▶ WHAT IS BEING ASKED
Identify all lines in the listing that include the word "footer", and copy them out.

▶ SUPPLIED MATERIAL
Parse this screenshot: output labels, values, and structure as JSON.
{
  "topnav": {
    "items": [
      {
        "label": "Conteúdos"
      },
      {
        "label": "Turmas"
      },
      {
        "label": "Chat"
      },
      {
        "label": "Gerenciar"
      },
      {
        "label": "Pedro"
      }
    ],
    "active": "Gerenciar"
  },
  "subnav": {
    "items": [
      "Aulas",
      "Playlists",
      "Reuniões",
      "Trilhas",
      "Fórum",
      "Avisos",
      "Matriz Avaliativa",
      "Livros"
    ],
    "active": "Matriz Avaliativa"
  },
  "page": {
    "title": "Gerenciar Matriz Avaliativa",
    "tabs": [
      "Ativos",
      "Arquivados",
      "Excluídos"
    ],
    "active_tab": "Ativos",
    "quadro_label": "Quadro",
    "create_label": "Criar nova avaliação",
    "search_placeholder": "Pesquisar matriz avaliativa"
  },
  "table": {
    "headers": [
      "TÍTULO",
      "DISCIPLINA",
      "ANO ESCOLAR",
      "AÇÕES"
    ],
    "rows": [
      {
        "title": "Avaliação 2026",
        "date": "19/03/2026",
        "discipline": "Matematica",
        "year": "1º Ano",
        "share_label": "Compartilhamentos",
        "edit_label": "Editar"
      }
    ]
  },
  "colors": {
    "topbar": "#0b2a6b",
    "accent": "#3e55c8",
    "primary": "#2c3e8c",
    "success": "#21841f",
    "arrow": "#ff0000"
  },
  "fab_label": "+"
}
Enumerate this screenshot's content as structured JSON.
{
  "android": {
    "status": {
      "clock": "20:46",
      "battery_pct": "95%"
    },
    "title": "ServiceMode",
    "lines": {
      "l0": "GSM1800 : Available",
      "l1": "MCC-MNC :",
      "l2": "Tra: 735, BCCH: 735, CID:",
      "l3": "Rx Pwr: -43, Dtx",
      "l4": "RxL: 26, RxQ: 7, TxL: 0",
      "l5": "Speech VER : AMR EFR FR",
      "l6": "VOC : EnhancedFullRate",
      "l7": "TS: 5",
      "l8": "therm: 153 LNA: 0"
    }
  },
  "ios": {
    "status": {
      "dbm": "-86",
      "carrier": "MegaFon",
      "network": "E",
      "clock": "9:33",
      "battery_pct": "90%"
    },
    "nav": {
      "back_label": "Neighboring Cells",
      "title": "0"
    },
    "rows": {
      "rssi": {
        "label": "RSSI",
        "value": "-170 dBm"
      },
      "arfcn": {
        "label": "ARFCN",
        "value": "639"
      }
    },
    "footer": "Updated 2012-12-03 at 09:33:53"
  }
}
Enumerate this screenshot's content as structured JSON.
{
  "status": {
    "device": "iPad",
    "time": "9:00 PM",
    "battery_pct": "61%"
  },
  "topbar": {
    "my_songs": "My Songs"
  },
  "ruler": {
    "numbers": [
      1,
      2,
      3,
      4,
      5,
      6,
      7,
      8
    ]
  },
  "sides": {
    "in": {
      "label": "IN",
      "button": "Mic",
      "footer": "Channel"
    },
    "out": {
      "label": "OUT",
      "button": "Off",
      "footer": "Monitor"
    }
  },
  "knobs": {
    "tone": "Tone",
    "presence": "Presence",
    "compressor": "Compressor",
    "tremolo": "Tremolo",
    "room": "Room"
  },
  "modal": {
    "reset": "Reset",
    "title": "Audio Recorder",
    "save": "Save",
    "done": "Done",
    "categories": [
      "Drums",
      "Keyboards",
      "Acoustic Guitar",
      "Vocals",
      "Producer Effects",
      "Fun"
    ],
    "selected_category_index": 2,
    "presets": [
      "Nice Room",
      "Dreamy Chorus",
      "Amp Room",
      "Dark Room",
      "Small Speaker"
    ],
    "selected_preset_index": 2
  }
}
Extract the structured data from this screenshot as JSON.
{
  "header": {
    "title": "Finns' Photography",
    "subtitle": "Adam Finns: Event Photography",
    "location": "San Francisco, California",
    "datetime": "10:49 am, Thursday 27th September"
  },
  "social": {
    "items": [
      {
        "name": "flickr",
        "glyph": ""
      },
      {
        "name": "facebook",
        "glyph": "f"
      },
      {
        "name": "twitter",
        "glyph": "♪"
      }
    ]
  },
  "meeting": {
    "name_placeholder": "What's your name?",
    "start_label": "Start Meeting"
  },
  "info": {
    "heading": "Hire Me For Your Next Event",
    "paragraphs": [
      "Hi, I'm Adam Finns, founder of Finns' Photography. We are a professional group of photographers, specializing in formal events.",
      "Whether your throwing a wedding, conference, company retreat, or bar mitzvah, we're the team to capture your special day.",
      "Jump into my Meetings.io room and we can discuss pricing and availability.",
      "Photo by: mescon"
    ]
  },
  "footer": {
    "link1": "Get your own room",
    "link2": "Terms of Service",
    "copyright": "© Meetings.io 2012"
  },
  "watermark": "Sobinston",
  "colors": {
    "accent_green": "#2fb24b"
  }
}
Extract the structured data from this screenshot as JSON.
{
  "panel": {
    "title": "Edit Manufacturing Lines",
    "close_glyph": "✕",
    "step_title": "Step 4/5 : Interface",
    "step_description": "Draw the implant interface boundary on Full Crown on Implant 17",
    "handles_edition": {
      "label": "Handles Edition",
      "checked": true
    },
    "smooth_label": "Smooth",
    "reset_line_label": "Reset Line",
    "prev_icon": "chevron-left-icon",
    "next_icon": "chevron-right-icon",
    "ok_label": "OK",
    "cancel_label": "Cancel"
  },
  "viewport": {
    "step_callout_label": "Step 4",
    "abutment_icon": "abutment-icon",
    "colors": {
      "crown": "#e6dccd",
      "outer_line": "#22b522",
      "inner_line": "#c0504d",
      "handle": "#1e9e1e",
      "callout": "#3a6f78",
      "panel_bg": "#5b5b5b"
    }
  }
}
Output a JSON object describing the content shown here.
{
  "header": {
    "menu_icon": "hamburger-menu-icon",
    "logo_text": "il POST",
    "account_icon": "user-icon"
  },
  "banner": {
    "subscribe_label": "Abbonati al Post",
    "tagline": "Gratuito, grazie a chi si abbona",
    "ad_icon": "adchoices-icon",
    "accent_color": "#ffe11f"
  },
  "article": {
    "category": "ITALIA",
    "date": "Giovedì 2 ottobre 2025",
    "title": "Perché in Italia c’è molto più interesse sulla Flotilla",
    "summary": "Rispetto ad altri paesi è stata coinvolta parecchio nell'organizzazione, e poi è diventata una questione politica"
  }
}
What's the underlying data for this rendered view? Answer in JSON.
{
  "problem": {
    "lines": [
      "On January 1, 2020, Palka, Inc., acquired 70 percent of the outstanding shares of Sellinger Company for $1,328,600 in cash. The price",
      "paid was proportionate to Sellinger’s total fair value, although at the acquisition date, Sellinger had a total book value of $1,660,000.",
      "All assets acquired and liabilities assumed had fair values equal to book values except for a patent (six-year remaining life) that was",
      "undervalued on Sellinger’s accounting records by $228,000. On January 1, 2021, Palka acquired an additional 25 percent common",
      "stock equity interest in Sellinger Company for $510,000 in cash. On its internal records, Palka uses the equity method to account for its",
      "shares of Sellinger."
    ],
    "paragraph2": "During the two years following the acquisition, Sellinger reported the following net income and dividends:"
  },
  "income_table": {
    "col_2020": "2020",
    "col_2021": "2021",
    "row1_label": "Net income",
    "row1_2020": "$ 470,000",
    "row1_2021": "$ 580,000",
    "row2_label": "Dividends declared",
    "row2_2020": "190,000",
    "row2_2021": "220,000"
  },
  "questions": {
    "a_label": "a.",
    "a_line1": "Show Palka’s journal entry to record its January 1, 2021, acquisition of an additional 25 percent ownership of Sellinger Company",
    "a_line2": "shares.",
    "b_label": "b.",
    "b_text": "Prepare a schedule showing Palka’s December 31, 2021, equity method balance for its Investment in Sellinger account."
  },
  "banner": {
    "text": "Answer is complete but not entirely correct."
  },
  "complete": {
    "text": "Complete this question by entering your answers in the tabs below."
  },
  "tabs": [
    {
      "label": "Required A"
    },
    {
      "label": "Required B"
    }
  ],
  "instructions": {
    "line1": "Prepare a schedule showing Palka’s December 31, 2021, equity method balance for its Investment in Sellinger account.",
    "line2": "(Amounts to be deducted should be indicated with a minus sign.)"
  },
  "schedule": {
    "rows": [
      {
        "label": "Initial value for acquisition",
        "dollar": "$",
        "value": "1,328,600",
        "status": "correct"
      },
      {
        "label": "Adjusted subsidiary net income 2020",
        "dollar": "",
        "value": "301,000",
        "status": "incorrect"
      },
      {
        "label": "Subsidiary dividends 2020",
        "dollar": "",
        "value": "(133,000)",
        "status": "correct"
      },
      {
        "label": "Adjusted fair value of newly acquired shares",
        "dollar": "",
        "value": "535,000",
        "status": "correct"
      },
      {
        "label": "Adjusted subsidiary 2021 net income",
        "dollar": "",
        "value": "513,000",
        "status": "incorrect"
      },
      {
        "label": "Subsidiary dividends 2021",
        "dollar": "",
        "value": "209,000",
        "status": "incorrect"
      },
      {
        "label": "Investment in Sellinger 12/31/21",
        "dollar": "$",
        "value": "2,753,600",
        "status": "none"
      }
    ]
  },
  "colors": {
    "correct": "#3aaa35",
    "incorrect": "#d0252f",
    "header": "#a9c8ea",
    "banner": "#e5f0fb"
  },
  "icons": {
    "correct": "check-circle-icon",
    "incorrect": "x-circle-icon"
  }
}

▶ REPLY TO THE EXERCISE
    "footer": "Updated 2012-12-03 at 09:33:53"
      "footer": "Channel"
      "footer": "Monitor"
  "footer": {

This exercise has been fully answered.